Arrow then digs up a couple of archival features, including a 16-minute interview with actor Wolfgang Preiss from 2002, who goes through a scrapbook around the films he has done, recounting stories around the films and the people he worked with (including Otto Preminger, Klaus Kinski, Gert Frobe, and others). There is also an edited presentation from 2019 featuring interviews with actress Liana Orfei and film historian Fabio Melelli. Melelli talks about the film in relation to its time and place, and goes a little over director Giorgio Ferroni’s career, while Orfei talks about her career in the circus, how she came to work in film, and covers about her time on this one, her death scene in particular. Melelli’s contribution doesn’t add all that much since Lucas covers everything and more in his track, but I enjoyed listening to Orfei’s contribution. The feature runs 27-minutes.
Arrow then includes a couple of alternate opening credits, including the UK one with the alternative title, Drops of Blood, followed by the German one, which gives Wolfgang Preiss top billing. The UK one is sourced from video tape by the looks of it, while the German one is sourced from a badly deteriorated print, which is chipped and peeling on the right side of the frame.
Finally, the disc closes with the U.S. and German trailers, followed by an image gallery featuring promotional art and production photos along scans of the German and U.S. pressbooks . The gallery also offers close-ups of some of the art and content.
The Limited Edition then houses the two discs in one of Arrow’s standard 2-disc Blu-ray cases, which is then held in a sturdy cardboard sleeve. The sleeve also holds a fold-out poster featuring new art on one side and original art on the other, as well as a 59-page booklet. The booklet first features an essay on the film by author Roberto Curti followed by the essay on the different versions, written by Brad Stevens. The booklet also includes some contemporary reviews, including the positive one from Midi-Minuit Fantastique that Lucas ends up reading in his track. Another great booklet from Arrow.
All around, Arrow has put together a very satisfying release for the film, covering the film’s many versions, its gothic elements, and its importance as a steppingstone for Italian horror.
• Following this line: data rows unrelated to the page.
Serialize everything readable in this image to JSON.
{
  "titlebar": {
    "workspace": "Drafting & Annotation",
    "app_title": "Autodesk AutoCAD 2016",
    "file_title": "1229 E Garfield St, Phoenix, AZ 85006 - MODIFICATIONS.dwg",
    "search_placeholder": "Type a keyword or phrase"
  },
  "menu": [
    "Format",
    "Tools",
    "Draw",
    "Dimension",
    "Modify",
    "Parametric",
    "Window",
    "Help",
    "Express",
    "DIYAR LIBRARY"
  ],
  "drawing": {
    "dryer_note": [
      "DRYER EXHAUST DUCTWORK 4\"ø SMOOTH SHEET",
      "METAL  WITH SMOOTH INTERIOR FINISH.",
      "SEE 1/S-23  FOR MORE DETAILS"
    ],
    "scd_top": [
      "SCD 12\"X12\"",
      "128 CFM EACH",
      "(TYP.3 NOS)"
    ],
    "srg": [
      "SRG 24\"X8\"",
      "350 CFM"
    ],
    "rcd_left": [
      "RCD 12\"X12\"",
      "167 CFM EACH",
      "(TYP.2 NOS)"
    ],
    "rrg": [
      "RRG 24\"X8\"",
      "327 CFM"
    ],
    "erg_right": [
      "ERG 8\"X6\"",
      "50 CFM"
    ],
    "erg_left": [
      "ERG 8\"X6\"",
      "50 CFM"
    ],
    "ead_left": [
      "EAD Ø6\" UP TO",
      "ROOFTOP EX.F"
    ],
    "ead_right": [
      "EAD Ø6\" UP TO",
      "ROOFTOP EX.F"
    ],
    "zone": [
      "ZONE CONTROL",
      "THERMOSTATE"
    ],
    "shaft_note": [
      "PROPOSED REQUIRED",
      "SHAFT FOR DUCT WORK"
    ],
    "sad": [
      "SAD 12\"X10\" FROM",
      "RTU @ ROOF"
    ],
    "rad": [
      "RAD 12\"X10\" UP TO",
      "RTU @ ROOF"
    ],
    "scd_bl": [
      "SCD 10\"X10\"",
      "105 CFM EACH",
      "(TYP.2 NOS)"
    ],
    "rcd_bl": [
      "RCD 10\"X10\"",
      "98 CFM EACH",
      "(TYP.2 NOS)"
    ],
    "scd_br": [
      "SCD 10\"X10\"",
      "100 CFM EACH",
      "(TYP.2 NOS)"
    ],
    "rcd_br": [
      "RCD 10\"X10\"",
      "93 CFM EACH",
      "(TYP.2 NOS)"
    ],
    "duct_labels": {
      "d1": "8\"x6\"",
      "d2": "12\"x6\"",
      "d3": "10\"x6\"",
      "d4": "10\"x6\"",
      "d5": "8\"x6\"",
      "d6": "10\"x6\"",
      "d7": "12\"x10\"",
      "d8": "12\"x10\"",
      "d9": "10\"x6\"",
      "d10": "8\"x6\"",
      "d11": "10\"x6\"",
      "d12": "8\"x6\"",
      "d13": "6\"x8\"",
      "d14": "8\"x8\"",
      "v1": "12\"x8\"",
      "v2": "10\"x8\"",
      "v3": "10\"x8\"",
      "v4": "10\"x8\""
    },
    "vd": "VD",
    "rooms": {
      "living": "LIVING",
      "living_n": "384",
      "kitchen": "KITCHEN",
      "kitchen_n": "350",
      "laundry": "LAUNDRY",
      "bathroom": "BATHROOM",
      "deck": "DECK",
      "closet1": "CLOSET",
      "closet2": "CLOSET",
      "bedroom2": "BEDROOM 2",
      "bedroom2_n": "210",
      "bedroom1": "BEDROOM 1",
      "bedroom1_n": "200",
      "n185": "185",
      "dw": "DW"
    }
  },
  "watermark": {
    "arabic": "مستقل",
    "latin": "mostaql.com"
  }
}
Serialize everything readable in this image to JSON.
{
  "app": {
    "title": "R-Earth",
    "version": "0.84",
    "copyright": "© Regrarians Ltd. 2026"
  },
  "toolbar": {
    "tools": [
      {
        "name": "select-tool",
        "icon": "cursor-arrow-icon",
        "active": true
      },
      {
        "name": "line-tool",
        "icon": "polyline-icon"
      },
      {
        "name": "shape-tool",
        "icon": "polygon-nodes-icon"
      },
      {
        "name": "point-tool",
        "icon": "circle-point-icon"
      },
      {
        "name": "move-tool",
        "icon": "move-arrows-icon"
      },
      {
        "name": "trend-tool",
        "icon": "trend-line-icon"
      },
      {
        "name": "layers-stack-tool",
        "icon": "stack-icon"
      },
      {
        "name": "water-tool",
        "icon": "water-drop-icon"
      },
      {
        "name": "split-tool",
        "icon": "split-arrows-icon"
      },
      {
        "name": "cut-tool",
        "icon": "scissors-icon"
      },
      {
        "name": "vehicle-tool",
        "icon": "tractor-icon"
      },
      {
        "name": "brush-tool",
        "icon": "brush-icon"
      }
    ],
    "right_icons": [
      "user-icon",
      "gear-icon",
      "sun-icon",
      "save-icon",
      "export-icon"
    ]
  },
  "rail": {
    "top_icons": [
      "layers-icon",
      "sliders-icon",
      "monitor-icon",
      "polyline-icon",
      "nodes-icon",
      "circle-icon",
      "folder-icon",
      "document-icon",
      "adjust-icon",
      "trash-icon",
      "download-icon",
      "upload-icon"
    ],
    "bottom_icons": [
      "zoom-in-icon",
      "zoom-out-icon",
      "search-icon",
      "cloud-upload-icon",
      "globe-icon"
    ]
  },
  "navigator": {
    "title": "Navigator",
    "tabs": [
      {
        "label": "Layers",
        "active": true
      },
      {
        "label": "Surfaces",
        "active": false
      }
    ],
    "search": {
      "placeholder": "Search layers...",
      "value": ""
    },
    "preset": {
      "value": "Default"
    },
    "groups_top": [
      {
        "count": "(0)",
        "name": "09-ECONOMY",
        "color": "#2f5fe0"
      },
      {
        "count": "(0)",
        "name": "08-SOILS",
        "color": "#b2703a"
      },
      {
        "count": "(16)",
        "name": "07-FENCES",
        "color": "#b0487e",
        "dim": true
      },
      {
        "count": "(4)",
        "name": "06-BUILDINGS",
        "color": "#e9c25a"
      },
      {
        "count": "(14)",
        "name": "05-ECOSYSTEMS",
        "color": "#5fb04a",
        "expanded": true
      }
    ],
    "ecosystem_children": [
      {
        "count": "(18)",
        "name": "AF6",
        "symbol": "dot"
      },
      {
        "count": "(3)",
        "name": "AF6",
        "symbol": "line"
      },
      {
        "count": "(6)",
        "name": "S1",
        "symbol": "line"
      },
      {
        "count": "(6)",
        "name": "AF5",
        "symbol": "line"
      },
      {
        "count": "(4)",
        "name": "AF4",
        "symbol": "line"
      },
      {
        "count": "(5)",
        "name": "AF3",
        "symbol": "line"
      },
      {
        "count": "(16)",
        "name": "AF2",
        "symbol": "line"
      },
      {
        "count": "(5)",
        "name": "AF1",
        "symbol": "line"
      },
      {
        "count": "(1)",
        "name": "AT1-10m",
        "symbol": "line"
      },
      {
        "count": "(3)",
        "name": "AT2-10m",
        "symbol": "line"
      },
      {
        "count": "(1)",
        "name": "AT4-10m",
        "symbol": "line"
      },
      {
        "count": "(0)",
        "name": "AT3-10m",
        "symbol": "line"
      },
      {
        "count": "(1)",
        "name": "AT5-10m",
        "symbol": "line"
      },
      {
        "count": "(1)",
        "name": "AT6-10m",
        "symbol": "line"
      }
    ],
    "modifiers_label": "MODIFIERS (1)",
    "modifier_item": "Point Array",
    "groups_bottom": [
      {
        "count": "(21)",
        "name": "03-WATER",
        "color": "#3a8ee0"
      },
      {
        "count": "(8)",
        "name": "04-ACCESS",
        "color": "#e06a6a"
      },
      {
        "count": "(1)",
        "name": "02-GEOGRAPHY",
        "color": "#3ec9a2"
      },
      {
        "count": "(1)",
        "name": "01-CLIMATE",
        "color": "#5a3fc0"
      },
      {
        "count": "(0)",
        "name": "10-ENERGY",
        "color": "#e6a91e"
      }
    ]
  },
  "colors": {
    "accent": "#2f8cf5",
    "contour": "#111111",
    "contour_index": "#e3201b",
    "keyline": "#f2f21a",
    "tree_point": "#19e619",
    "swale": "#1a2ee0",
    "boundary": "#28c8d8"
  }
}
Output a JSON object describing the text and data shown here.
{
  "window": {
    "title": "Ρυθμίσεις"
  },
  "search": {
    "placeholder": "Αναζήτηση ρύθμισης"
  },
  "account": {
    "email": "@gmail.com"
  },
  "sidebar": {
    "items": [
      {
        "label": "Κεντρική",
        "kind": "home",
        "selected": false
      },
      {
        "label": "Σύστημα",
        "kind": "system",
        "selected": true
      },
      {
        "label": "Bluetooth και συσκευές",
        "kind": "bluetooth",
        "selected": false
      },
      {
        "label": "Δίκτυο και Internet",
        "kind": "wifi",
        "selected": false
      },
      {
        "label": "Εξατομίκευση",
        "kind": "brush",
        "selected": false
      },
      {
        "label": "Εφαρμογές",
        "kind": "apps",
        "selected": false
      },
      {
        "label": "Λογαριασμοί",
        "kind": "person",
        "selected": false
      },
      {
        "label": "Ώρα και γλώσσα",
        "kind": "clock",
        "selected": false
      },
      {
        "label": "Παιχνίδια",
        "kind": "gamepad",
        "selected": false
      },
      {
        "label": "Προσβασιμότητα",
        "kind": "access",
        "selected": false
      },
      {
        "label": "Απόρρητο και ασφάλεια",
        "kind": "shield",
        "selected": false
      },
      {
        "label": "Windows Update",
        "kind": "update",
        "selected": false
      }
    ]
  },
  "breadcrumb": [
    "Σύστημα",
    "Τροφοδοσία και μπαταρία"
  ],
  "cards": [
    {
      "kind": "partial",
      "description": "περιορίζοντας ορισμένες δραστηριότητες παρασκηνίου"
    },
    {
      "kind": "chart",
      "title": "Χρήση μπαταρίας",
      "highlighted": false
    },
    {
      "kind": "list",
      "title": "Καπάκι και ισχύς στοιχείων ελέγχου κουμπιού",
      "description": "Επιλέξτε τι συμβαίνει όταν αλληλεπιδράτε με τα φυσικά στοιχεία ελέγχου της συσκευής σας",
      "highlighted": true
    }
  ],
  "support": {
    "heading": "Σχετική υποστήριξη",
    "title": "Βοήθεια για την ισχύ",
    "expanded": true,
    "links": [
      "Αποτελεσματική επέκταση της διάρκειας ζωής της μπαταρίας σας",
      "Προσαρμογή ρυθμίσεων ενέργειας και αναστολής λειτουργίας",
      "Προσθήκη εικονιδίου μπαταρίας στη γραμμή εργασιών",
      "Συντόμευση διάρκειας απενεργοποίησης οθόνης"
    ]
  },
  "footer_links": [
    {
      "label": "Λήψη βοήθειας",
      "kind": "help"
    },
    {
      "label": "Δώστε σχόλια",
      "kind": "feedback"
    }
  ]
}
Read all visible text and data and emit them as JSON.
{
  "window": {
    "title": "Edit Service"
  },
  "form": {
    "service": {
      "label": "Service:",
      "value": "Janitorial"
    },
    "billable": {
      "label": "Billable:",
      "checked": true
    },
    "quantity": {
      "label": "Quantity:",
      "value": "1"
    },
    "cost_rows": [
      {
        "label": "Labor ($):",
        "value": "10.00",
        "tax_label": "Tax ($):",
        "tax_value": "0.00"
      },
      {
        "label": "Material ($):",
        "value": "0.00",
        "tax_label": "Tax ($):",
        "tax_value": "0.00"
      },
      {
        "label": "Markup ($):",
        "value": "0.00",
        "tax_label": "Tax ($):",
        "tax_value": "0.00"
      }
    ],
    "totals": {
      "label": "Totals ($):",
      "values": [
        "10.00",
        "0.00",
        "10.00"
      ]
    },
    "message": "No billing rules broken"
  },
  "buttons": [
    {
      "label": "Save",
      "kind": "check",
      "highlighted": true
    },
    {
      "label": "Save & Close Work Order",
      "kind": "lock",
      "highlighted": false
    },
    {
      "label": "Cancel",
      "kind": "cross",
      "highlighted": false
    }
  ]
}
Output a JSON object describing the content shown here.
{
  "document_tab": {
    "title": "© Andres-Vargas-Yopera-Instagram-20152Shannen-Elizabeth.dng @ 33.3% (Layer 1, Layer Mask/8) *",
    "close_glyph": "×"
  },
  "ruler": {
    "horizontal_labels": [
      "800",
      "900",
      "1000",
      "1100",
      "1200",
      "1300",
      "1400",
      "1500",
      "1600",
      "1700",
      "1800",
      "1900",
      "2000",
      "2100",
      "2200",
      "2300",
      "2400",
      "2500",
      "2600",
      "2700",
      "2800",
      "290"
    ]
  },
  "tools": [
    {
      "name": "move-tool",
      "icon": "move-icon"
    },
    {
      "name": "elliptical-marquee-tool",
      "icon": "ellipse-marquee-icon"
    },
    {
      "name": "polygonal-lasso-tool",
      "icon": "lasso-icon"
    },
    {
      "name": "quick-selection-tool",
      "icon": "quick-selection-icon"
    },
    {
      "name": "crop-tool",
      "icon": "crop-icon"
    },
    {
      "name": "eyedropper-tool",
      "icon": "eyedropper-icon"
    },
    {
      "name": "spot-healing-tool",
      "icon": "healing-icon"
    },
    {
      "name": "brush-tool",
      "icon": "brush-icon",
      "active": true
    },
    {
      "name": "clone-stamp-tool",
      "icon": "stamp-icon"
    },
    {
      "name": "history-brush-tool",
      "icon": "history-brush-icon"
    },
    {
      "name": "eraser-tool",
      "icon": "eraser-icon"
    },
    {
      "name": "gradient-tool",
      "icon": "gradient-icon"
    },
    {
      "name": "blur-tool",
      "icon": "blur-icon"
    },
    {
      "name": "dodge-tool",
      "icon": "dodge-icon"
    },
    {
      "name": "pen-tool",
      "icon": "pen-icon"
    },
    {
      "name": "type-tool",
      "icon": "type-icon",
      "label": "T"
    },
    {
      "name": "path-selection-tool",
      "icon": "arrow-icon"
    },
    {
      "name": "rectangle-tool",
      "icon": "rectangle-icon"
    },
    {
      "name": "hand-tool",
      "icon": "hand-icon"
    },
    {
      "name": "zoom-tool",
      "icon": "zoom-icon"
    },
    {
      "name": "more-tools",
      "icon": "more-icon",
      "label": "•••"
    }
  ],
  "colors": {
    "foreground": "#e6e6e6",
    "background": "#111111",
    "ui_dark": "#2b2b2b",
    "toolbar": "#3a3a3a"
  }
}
Arrow has lovingly assembled another knock-out Limited Edition package that delivers some great features and a real knock-out of a presentation.